Leaving the pictures aside, restate all of the data exactly.

************

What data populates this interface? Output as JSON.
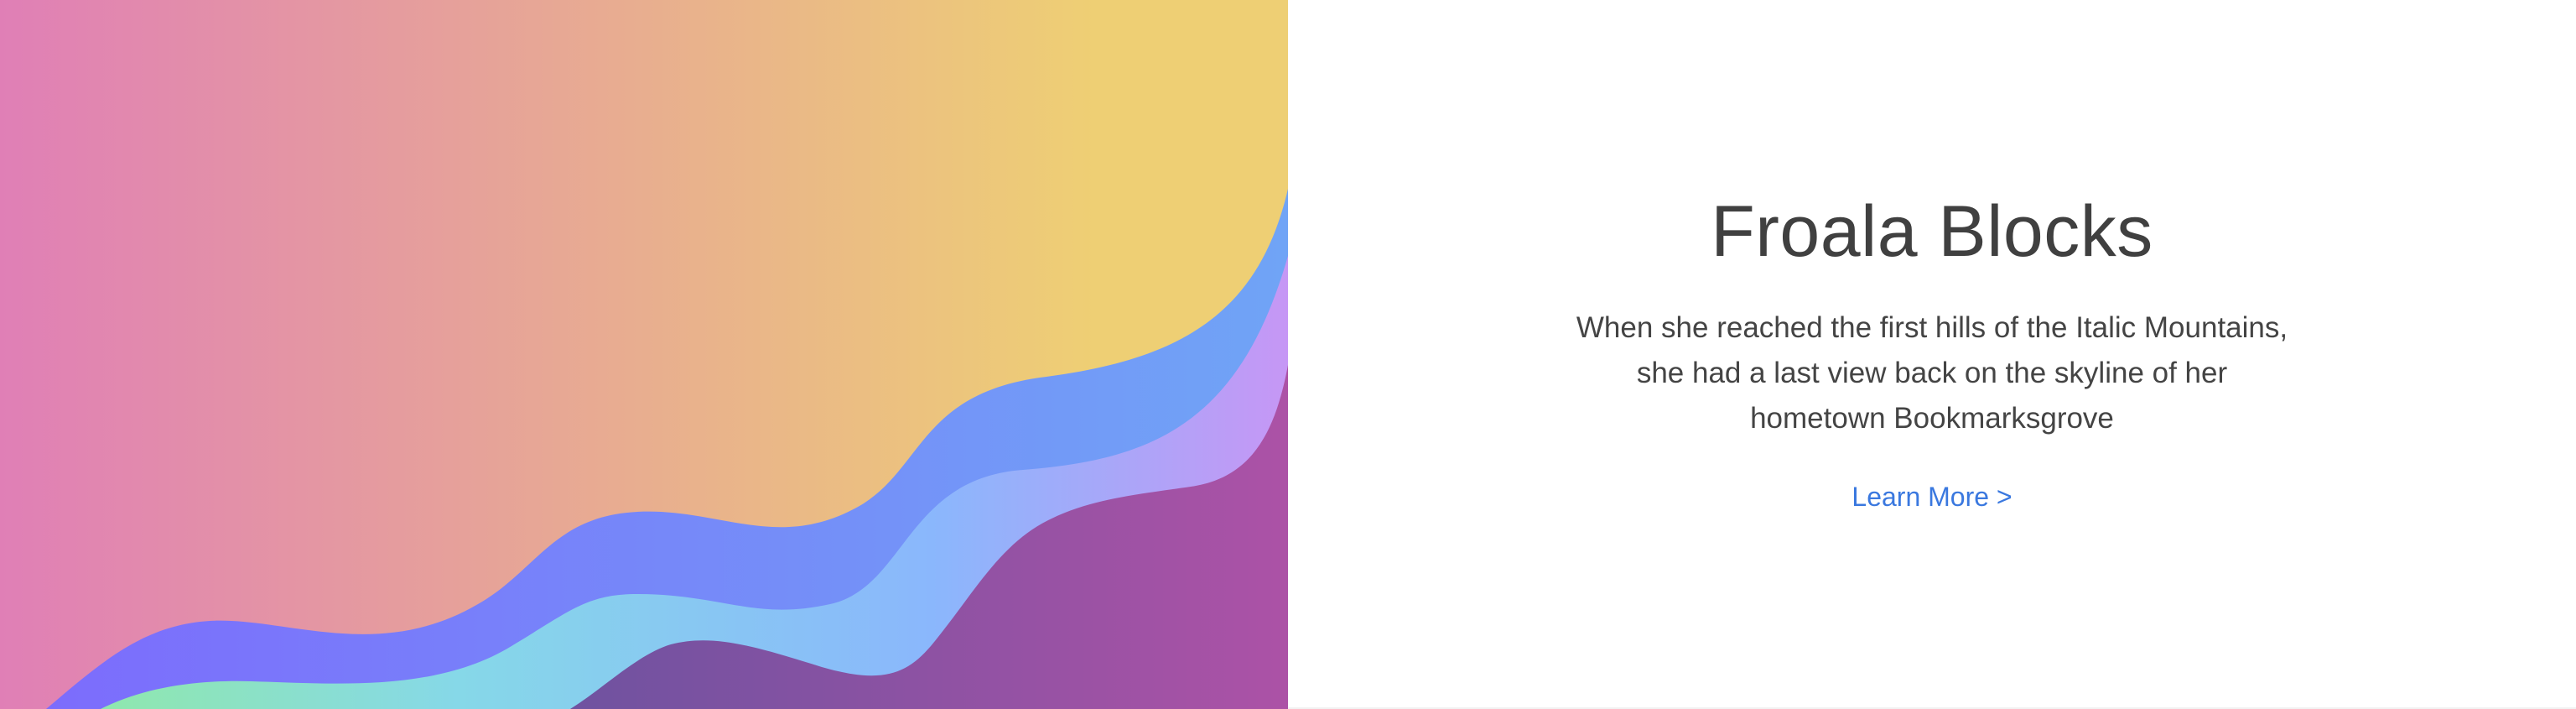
{
  "hero": {
    "title": "Froala Blocks",
    "description_lines": [
      "When she reached the first hills of the Italic Mountains,",
      "she had a last view back on the skyline of her",
      "hometown Bookmarksgrove"
    ],
    "link_label": "Learn More >"
  },
  "illustration": {
    "icon": "abstract-waves-illustration",
    "colors": {
      "background_left": "#e07fb6",
      "background_right": "#eecf74",
      "wave_blue_left": "#7c6cfc",
      "wave_blue_right": "#70a4f6",
      "wave_teal_left": "#8fe8ad",
      "wave_teal_right": "#c697f5",
      "wave_purple_left": "#6f52a0",
      "wave_purple_right": "#ac52a6"
    }
  },
  "colors": {
    "title": "#404040",
    "text": "#444444",
    "link": "#3a78df"
  }
}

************

§ **Answer to the exercise**
What data populates this interface? Output as JSON.
{
  "hero": {
    "title": "Froala Blocks",
    "description_lines": [
      "When she reached the first hills of the Italic Mountains,",
      "she had a last view back on the skyline of her",
      "hometown Bookmarksgrove"
    ],
    "link_label": "Learn More >"
  },
  "illustration": {
    "icon": "abstract-waves-illustration",
    "colors": {
      "background_left": "#e07fb6",
      "background_right": "#eecf74",
      "wave_blue_left": "#7c6cfc",
      "wave_blue_right": "#70a4f6",
      "wave_teal_left": "#8fe8ad",
      "wave_teal_right": "#c697f5",
      "wave_purple_left": "#6f52a0",
      "wave_purple_right": "#ac52a6"
    }
  },
  "colors": {
    "title": "#404040",
    "text": "#444444",
    "link": "#3a78df"
  }
}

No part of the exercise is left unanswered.